Yakitori (grilled chicken and onions; this version was done over a stainless steel grill--hope to have the real thing--over charcoal--soon)
Cucumber morrokyu: cucumber sticks with barley miso--really yummy!
Daikon salad with a miso dressing
Asparagus wrapped in bacon and grilled--add a squeeze of lemon!
Sweet and sour pork--no, not the Chinese version, but a Japanese version of Western style cooking made with a balsamic vinegar reduction; the dish also included sauteed onions, zucchini, and red bell pepper. Absolutely delicious!
Avocado and shrimp salad
Chef's special salad: a green salad that included salad greens, roasted winter squash, and a variety of other cooked veggies, artistically arranged on a platter

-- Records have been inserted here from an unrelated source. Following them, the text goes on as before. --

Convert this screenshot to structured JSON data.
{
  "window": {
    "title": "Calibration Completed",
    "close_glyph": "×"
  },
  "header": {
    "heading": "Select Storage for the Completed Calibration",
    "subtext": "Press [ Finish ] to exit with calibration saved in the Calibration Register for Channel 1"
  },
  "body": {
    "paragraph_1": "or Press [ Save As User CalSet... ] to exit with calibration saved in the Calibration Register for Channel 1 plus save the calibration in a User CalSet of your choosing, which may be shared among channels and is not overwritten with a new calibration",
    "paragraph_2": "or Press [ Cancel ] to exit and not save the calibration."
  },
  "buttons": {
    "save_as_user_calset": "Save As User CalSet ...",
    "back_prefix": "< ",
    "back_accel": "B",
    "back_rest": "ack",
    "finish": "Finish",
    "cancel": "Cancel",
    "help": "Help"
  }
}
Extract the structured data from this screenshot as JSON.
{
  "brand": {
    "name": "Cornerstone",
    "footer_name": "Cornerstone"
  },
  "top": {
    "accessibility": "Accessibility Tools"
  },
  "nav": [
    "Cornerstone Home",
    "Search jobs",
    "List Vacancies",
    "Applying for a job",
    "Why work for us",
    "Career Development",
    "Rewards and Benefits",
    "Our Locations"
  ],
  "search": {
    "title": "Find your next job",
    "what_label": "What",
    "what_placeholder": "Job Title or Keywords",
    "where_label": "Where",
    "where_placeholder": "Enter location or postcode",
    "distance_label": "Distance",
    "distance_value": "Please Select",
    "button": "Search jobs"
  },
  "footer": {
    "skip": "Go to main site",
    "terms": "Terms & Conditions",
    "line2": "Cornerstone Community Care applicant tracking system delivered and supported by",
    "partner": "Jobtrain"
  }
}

Japanese style risotto: one of my favorite comfort foods: risotto made with Japanese dashi! Delish!
A substantial amuse bouche of some kind of bleu cheese sitting on a crouton, a scrumptious piece of fried fish served with tangy tomato sauce, and something else we can't remember
An appetizer of cooked pork, tiny octopus, and some kind of green belonging to the cabbage family

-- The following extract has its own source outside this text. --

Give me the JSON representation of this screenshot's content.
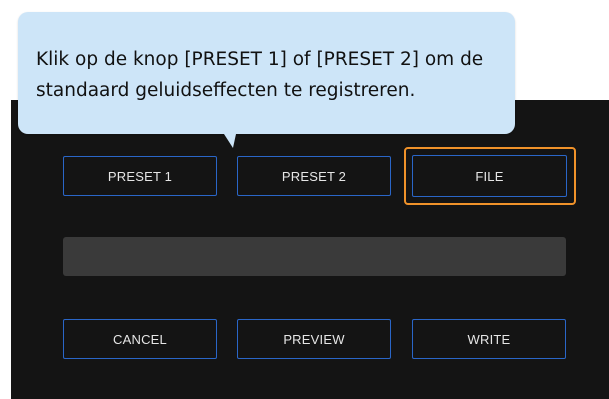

Marinated raw horse mackerel strips mixed with some kind of julienned veggie;
Yuba (tofu skin) salad with lettuce, tomatoes and other veggies
Shabu shabu where we swished pieces of raw mackerel, sea bream, and scallops, plus some mizuna for veggies and some tofu, in hot dashi and then dipped in the same broth flavored with yuzu kosho (yuzu is a type of Japanese citrus fruit; the yuzu kosho is the citrus mixed with some kind of pepper mixture)
Firefly squid served cold in a mustard sauce: my Lord, was this good! I'm not a big fan of squid, having eaten way too much in my youth (that's another story), but these tiny squids (maybe 1.5-2 inches) were amazing!
Two perfectly grilled and seasoned chicken wings
Beef cubes, mushrooms, and peppers grilled in butter garlic sauce over a tiny hibachi at one's seat and served with two different sauces
Some kind of green udon in a dashi laden with scallions (really satisfying!)
Ham & tomato pizza on a brioche
Bento boxes on the train (too many different dishes to mention)
Firefly squid grilled with raab
Grilled atka mackerel
Braised gurnard aka sea robin with lotus root, sweet potato, brassica greens
Fennel/mizuna salad with tiny fish, yuba, and fried tofu
Maguro (tuna) hambaaga
Warm tofu with soy sauce
Yuba (tofu skin) with fresh wasabi and soy sauce
Panko crusted tofu
Soy milk (tastes like tofu, nothing like American soy milk)
Tofu/dried bean/pea salad
Bamboo shoot salad
Rice with tofu and other grains
Green tea ice cream dusted with matcha powder
Frozen strawberries stuffed and coated with white chocolate
Mango ice cream coated with white chocolate
Chocolate ice cream dusted with cocoa powder
Shiso (a Japanese herb, often served with sushi or tempura) sorbet--really outstanding!
Green tea jelly
Ohagi (sweetened red bean paste wrapped around lightly pounded sweet rice; also lightly pounded sweet rice wrapped around the sweetened red bean paste and dusted with roasted soy bean flour)
Sakura mochi (lightly pounded sweet rice with sweetened red bean paste, wrapped in a brined cherry leaf)
Yomogi daifuku (green mochi stuffed with the sweetened red bean paste)
Ginger senbei (ginger crackers)--we eat them by the handful over a fresh fruit salad Dick makes every morning
Tofu matcha mousse
Of course, the sky's the limit for restaurant meal prices here, but none of the above was anywhere close to being in that category and was served at restaurants varying from cheap to moderate by Seattle standards.
One thing Seattle does have over Japan in food is the availability of good quality reasonably priced fruit. Fruit here is more expensive than it is back home, and the choices are not nearly as varied. And that's not even considering the "gift fruit"--specially wrapped premium fruit. For example, yesterday I saw two smallish but beautiful cantaloupe in a gift box: priced at 8000 yen. That's about $67.